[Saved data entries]
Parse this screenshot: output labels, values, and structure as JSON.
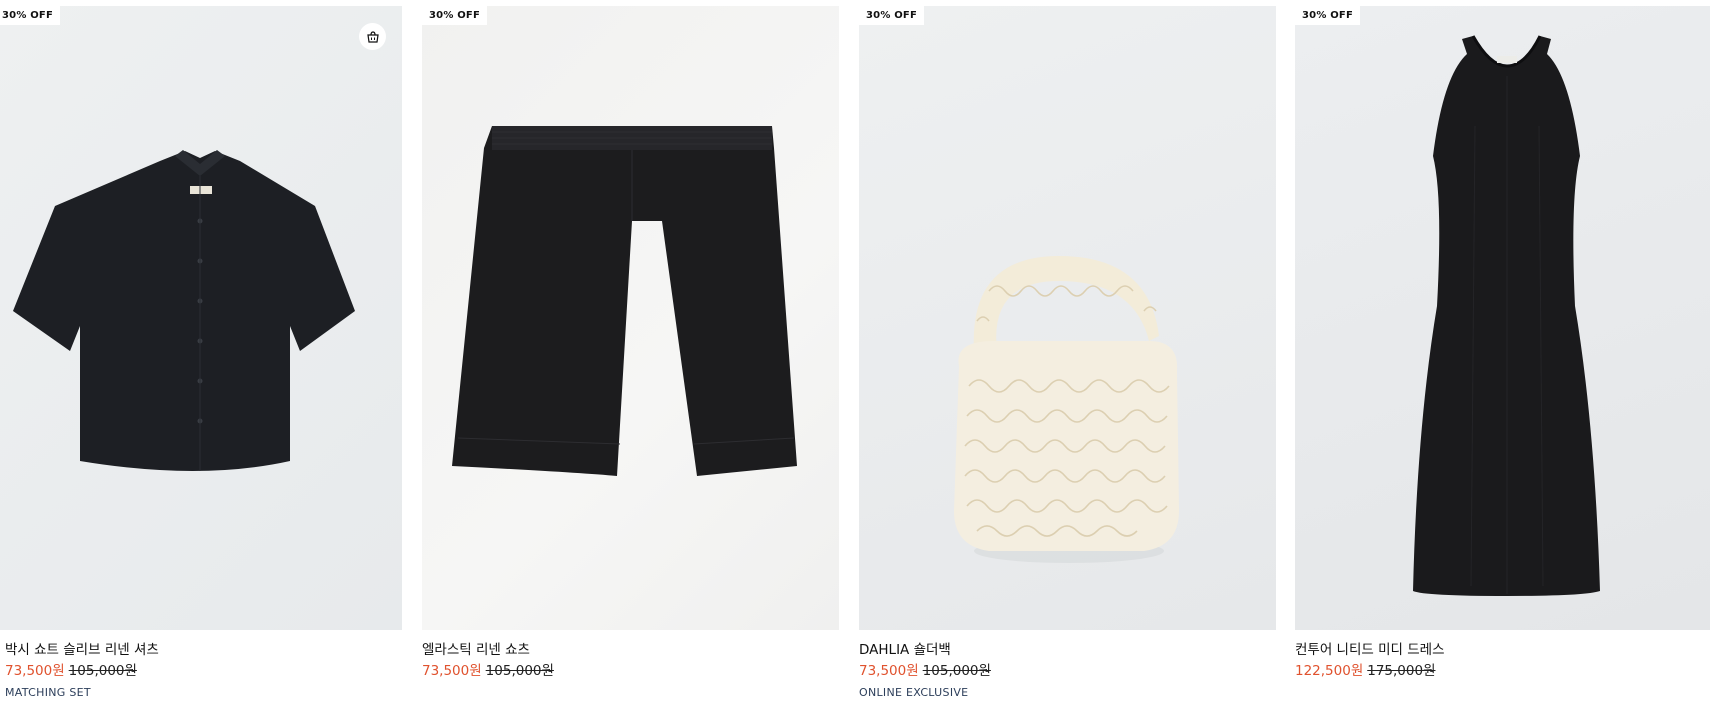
{
  "products": [
    {
      "badge": "30% OFF",
      "name": "박시 쇼트 슬리브 리넨 셔츠",
      "sale_price": "73,500원",
      "original_price": "105,000원",
      "tag": "MATCHING SET",
      "image_icon": "shirt-image"
    },
    {
      "badge": "30% OFF",
      "name": "엘라스틱 리넨 쇼츠",
      "sale_price": "73,500원",
      "original_price": "105,000원",
      "tag": "",
      "image_icon": "shorts-image"
    },
    {
      "badge": "30% OFF",
      "name": "DAHLIA 숄더백",
      "sale_price": "73,500원",
      "original_price": "105,000원",
      "tag": "ONLINE EXCLUSIVE",
      "image_icon": "bag-image"
    },
    {
      "badge": "30% OFF",
      "name": "컨투어 니티드 미디 드레스",
      "sale_price": "122,500원",
      "original_price": "175,000원",
      "tag": "",
      "image_icon": "dress-image"
    }
  ],
  "quick_add_icon": "shopping-bag-icon",
  "colors": {
    "sale": "#e0522e",
    "tag": "#2c3e5a",
    "image_bg": "#eceeef"
  }
}
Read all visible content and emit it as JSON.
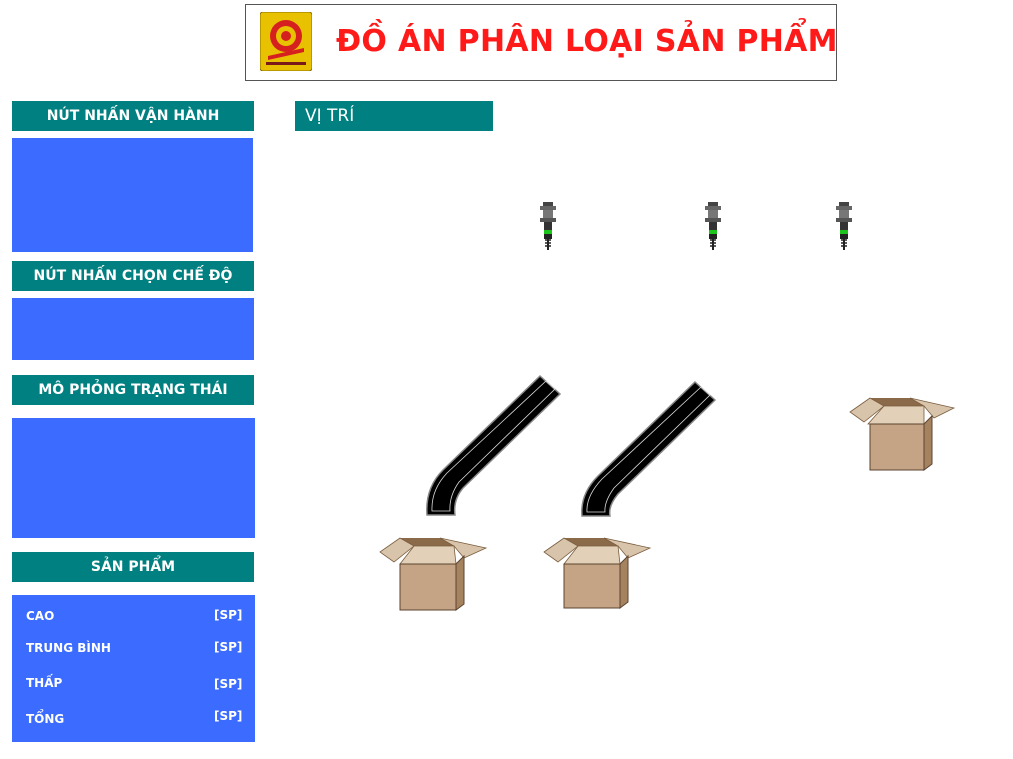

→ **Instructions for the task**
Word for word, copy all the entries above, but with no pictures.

→ **Exercise response**
Parse this screenshot: output labels, values, and structure as JSON.
{
  "products": [
    {
      "badge": "30% OFF",
      "name": "박시 쇼트 슬리브 리넨 셔츠",
      "sale_price": "73,500원",
      "original_price": "105,000원",
      "tag": "MATCHING SET",
      "image_icon": "shirt-image"
    },
    {
      "badge": "30% OFF",
      "name": "엘라스틱 리넨 쇼츠",
      "sale_price": "73,500원",
      "original_price": "105,000원",
      "tag": "",
      "image_icon": "shorts-image"
    },
    {
      "badge": "30% OFF",
      "name": "DAHLIA 숄더백",
      "sale_price": "73,500원",
      "original_price": "105,000원",
      "tag": "ONLINE EXCLUSIVE",
      "image_icon": "bag-image"
    },
    {
      "badge": "30% OFF",
      "name": "컨투어 니티드 미디 드레스",
      "sale_price": "122,500원",
      "original_price": "175,000원",
      "tag": "",
      "image_icon": "dress-image"
    }
  ],
  "quick_add_icon": "shopping-bag-icon",
  "colors": {
    "sale": "#e0522e",
    "tag": "#2c3e5a",
    "image_bg": "#eceeef"
  }
}
Read all visible content and emit it as JSON.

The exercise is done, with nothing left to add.